It was the beau who pulled me out of my funk. He is not one to care much about what other people think (which drives me crazy sometimes – because geeeez, you can’t just do whatever you want! Right? Right? Bueller? Anyone – right?) and he helped me realize that there was nothing to be done about this. Even if I do care what she thinks, I don’t really know what she thinks. And even if she thinks badly of me – why does her perception of reality trump my perception of reality? I was all in a dither over my own, possibly inaccurate, interpretation of the situation. The bottom line is: I am allowed to have chickens. I have a permit. (I really love my permit.)(And the beau.)

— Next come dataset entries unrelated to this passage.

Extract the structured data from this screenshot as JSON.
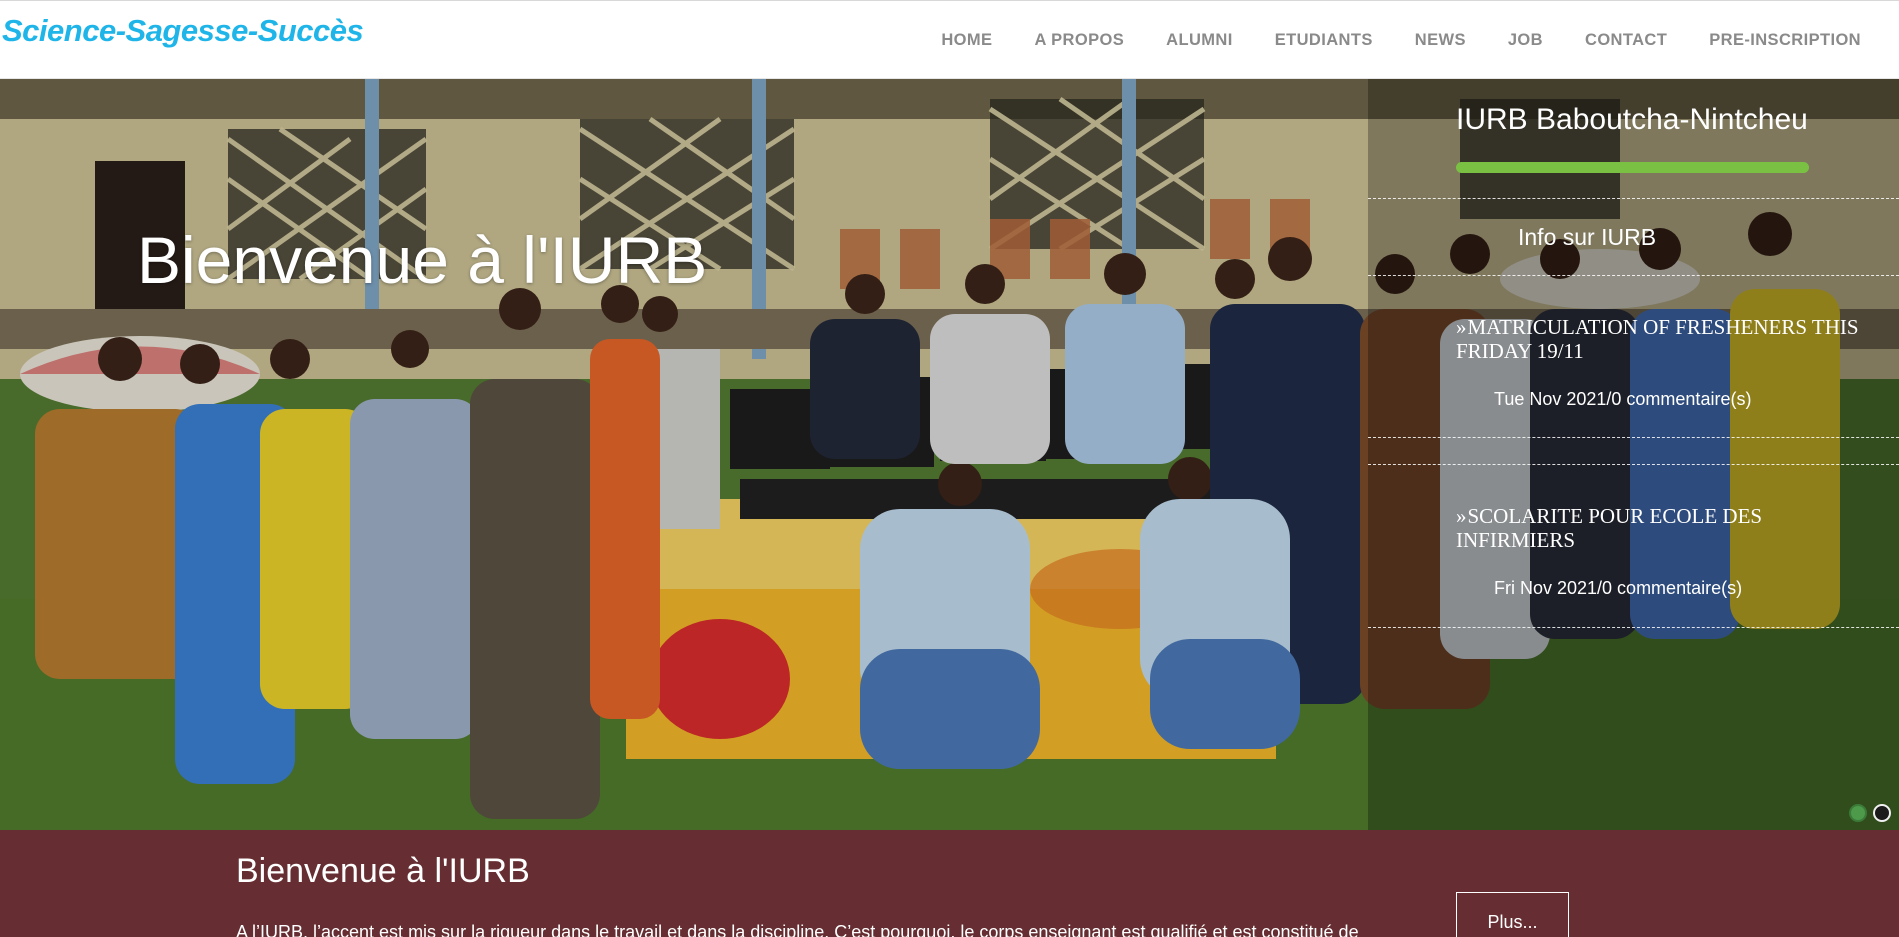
{
  "header": {
    "brand": "Science-Sagesse-Succès",
    "nav": [
      {
        "label": "HOME"
      },
      {
        "label": "A PROPOS"
      },
      {
        "label": "ALUMNI"
      },
      {
        "label": "ETUDIANTS"
      },
      {
        "label": "NEWS"
      },
      {
        "label": "JOB"
      },
      {
        "label": "CONTACT"
      },
      {
        "label": "PRE-INSCRIPTION"
      }
    ]
  },
  "hero": {
    "title": "Bienvenue à l'IURB",
    "panel": {
      "title": "IURB Baboutcha-Nintcheu",
      "subtitle": "Info sur IURB",
      "news": [
        {
          "chevron": "»",
          "title": "MATRICULATION OF FRESHENERS THIS FRIDAY 19/11",
          "meta": "Tue Nov 2021/0 commentaire(s)"
        },
        {
          "chevron": "»",
          "title": "SCOLARITE POUR ECOLE DES INFIRMIERS",
          "meta": "Fri Nov 2021/0 commentaire(s)"
        }
      ]
    }
  },
  "welcome": {
    "title": "Bienvenue à l'IURB",
    "text": "A l’IURB, l’accent est mis sur la rigueur dans le travail et dans la discipline. C’est pourquoi, le corps enseignant est qualifié et est constitué de",
    "button": "Plus..."
  },
  "colors": {
    "brand": "#1fb5e8",
    "nav": "#8a8a8a",
    "accent_bar": "#7ac143",
    "welcome_bg": "#662e32"
  }
}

So I tried something new.
I tried being that person who is blissfully oblivious. I tried it on in great detail. I conjured up that person who doesn’t overthink what you might be thinking about her. I embodied that girl who goes about her business as if all is well, and would never think that people could hate her for having chickens, and thinks that the sign was just a neighbor sharing an interesting experience with the neighborhood. Nothing changed – except my interpretation of the situation. I made myself try on a different way of thinking about it and my whole body immediately felt different. Amazingly, it felt better. Much better. I could breathe. The world became a different place for me to live. Lucky for me, reality is truly relative to perception.
I wish I could say that I am now cured of my tendency to overreact with crippling insecurity when I think someone thinks badly of me, but I can’t. I can tell you this truth though: the more often we try a new way of perceiving the world and have the “felt experience” in our body of how much better the new way feels, the more likely it is that this new way of thinking will become our default way of seeing and living in the world. So I intend to keep at it – when I can reign myself in enough to remember to try.
Have you ever consciously changed your thinking about something?